and ocean color images (R. Arnone, NRL and scientists from the Korean
Ocean Research and Development Institute, KORDI) to determine the
location of the subpolar front and to select intensive survey locations.
Real-time access to remotely sensed imagery will allow us to modify
our sampling in response to changes in the front. Repeated intensive
grid surveys will provide approximately synoptic, three-dimensional
coverage while a sequence of longer sections will document oceanic
and atmospheric boundary layer variability away from the front.
In addition to the suite of physical and bio-optical sensors carried
by SeaSoar, we will use a shipboard Acoustic Doppler Current Profiler
(ADCP) and GPS navigation to measure upper ocean currents. We will
also perform a limited number of hydrographic and bio-optical stations
off the Korean coast and across the subpolar front. Professor S.
Yang (Kwangju University) will perform additional biological and

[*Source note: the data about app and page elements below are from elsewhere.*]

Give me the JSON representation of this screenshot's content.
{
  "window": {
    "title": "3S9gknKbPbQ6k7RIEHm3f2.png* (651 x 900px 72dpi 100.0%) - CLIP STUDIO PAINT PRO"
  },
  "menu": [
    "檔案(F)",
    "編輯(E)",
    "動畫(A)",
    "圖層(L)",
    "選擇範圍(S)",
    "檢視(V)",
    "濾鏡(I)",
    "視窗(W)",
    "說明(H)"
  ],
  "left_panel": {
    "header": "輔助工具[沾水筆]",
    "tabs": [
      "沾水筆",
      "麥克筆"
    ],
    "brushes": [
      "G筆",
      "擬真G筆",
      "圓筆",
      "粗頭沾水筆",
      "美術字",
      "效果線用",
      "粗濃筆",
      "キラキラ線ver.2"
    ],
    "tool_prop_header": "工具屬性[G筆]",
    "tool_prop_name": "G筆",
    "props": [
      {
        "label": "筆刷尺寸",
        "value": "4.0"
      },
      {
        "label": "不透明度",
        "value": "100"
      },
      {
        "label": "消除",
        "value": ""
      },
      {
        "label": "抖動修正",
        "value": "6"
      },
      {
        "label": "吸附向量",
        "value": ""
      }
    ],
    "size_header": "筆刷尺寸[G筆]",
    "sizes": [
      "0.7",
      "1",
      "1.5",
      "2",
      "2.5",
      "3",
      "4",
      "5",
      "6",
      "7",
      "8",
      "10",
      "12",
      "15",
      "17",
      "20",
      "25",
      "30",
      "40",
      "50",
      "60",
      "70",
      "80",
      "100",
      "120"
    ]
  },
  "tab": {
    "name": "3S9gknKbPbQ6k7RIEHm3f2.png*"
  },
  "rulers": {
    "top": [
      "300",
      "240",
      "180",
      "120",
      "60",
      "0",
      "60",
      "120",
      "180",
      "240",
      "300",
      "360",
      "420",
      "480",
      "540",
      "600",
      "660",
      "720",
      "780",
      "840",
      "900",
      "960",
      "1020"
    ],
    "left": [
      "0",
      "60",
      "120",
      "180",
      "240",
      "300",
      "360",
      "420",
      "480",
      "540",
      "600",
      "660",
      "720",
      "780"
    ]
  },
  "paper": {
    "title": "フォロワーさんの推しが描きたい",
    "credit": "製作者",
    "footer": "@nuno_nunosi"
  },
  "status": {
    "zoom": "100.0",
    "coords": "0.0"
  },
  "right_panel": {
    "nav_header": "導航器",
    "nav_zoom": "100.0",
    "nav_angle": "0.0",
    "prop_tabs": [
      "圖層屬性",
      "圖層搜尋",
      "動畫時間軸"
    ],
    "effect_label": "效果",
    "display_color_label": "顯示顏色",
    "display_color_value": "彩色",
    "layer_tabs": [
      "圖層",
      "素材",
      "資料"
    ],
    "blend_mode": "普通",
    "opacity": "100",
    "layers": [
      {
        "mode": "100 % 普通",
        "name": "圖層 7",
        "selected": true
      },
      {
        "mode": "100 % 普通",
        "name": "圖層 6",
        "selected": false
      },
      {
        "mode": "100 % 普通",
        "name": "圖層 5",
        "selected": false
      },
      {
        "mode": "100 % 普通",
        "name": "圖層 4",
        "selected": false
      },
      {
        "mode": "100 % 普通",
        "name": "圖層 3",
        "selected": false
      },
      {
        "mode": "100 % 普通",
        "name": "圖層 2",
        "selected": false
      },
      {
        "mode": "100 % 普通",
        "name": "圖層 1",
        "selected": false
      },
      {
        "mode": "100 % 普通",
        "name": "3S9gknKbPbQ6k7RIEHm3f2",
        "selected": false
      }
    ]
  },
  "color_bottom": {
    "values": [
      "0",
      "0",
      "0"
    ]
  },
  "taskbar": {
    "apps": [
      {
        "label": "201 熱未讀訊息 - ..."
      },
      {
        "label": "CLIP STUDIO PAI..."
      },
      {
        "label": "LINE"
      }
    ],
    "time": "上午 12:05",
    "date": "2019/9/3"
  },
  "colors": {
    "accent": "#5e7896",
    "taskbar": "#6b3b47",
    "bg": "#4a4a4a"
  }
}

bio-optical sampling (e.g. nutrient analysis, primary production,
vertical profiles from the surface to 350 m towing at 8 knots.
horizontal resolution of 3 km.
- Dual Seabird
temperature and conductivity sensors
- Light transmission
available radiation (PAR)
absorption and attenuation (Wetlabs HiStar, 100 bands at 3.3 nm
(Hobilabs HiStar, 6 wavelength bands)
salinity, chlorophyll fluorescence, light transmission, PAR, dissolved
oxygen, nutrients, pigment concentrations, primary production
absorption and attenuation (Wetlabs HiStar and AC-9), upwelling
and downwelling irradiance (Satlantic), PAR.
- 150 khz narrowband
ADCP (velocity to 350 m)
doppler sonar system (January 2000 only, velocity to 1500 m)
- P-code GPS
- GPS heading
system with near-surface temperature, conductivity and spectral
absorption and attenuation (Wetlabs AC-9).
Improved Meteorology Sensors (IMET) 15 m above the sea surface
measuring wind velocity, air temperature, sea surface temperature,
relative humidity, air pressure, short- and long-wave radiation
wind velocity, air temperature, relative humidity and air pressure
sensors at 10.8 m, 8.4 m and 22.7 m above the sea surface.
- Sonic anemometers
for boundary layer turbulence.
soundings using GPS sondes. Vertical profiles of temperature,
humidity, pressure and wind velocity.
thermal and ocean color imagery.
absorption, scattering and attenuation measurements.